A few miles outside Hanna it began to rain, hard. There was only sage brush, nowhere to take cover, so we pulled on our rain coats and continued riding. It let up after about 30 minutes. More miles and we finally hit the junction of Highway 87. We had covered 62 miles. At this intersection there was a forest service truck with fire fighters in it, so I asked them how far it was to Altamont and what the road was like. Another storm was brewing in the east and heading our way with impressive lightning. They said Altamont was still another 35 miles, mostly uphill, and into the coming storm. Our other option was Duchesne, just 8 miles south and all downhill. After the climb up Wolf Creek Pass, I did not have another 35 miles in me. They said there was a motel in Altamont but no camping anywhere around. It was pretty discouraging. With the storm approaching, we headed down the highway to Duchesne. We were moving pretty fast trying to outrace the storm. We pulled into Duchesne just as it started raining again. We went to a gas station to ask about accommodations. The woman said there was a campground at Starvation Resevoir, four miles in the opposite direction we were headed the next day, or there was a motel in town. With the rain, we opted for the motel.
It was pretty dumpy but adequate. We walked across the street to a grocery store and bought some crummy microwave meals and some chocolate soy milk for dinner. We had a nice relaxing evening watching Iron Chef on TV. No offense to anyone from Duchesne, but there is not much happening there.
Day 1 Totals: 70 miles; saddle time: 7:23

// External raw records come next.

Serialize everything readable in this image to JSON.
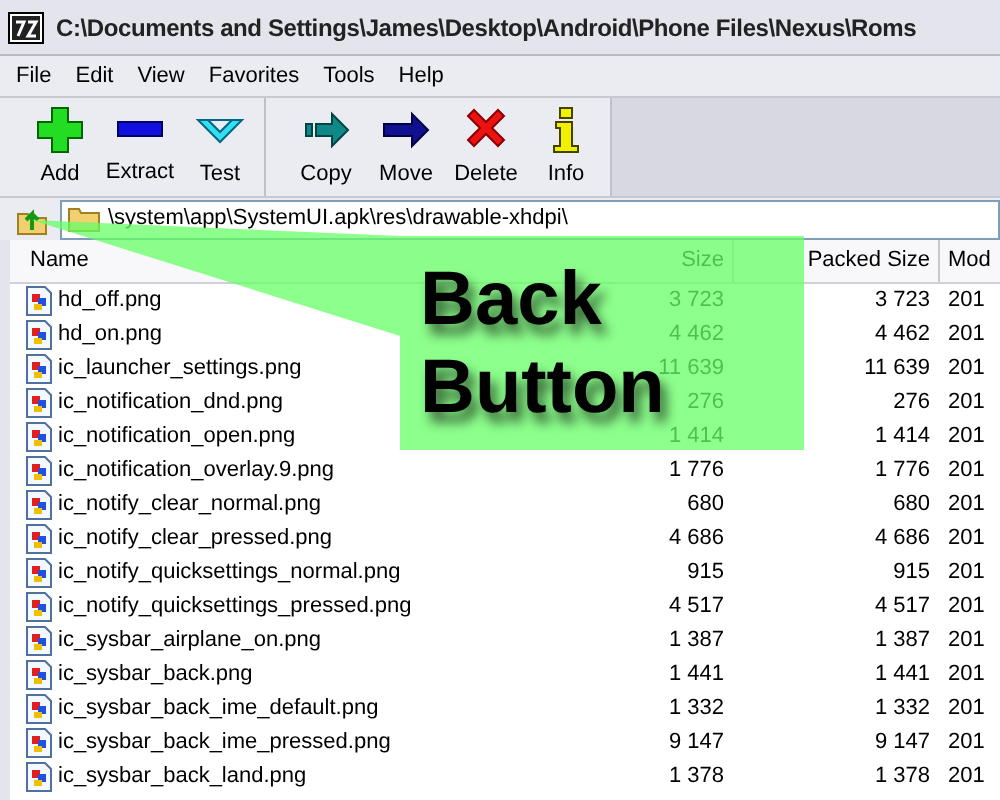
{
  "window": {
    "title": "C:\\Documents and Settings\\James\\Desktop\\Android\\Phone Files\\Nexus\\Roms"
  },
  "menu": [
    "File",
    "Edit",
    "View",
    "Favorites",
    "Tools",
    "Help"
  ],
  "toolbar": [
    [
      {
        "kind": "add",
        "label": "Add"
      },
      {
        "kind": "extract",
        "label": "Extract"
      },
      {
        "kind": "test",
        "label": "Test"
      }
    ],
    [
      {
        "kind": "copy",
        "label": "Copy"
      },
      {
        "kind": "move",
        "label": "Move"
      },
      {
        "kind": "delete",
        "label": "Delete"
      },
      {
        "kind": "info",
        "label": "Info"
      }
    ]
  ],
  "address": {
    "path": "\\system\\app\\SystemUI.apk\\res\\drawable-xhdpi\\"
  },
  "table": {
    "columns": [
      "Name",
      "Size",
      "Packed Size",
      "Mod"
    ],
    "rows": [
      [
        "hd_off.png",
        "3 723",
        "3 723",
        "201"
      ],
      [
        "hd_on.png",
        "4 462",
        "4 462",
        "201"
      ],
      [
        "ic_launcher_settings.png",
        "11 639",
        "11 639",
        "201"
      ],
      [
        "ic_notification_dnd.png",
        "276",
        "276",
        "201"
      ],
      [
        "ic_notification_open.png",
        "1 414",
        "1 414",
        "201"
      ],
      [
        "ic_notification_overlay.9.png",
        "1 776",
        "1 776",
        "201"
      ],
      [
        "ic_notify_clear_normal.png",
        "680",
        "680",
        "201"
      ],
      [
        "ic_notify_clear_pressed.png",
        "4 686",
        "4 686",
        "201"
      ],
      [
        "ic_notify_quicksettings_normal.png",
        "915",
        "915",
        "201"
      ],
      [
        "ic_notify_quicksettings_pressed.png",
        "4 517",
        "4 517",
        "201"
      ],
      [
        "ic_sysbar_airplane_on.png",
        "1 387",
        "1 387",
        "201"
      ],
      [
        "ic_sysbar_back.png",
        "1 441",
        "1 441",
        "201"
      ],
      [
        "ic_sysbar_back_ime_default.png",
        "1 332",
        "1 332",
        "201"
      ],
      [
        "ic_sysbar_back_ime_pressed.png",
        "9 147",
        "9 147",
        "201"
      ],
      [
        "ic_sysbar_back_land.png",
        "1 378",
        "1 378",
        "201"
      ]
    ]
  },
  "callout": {
    "text": "Back Button"
  }
}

Day 2: Duchesne to Steinaker Resevoir State Park (outside Vernal, UT)
Rather than try to head north all the way back up to Altamont, we decided to take the path of least resistance and ride Highway 40 to Vernal. My original plan was to stay north on the small country roads to avoid this busy highway. It was not too bad and we made pretty good time. We took a break in Roosevelt and filled our bottles and then arrived in Vernal by mid-afternoon.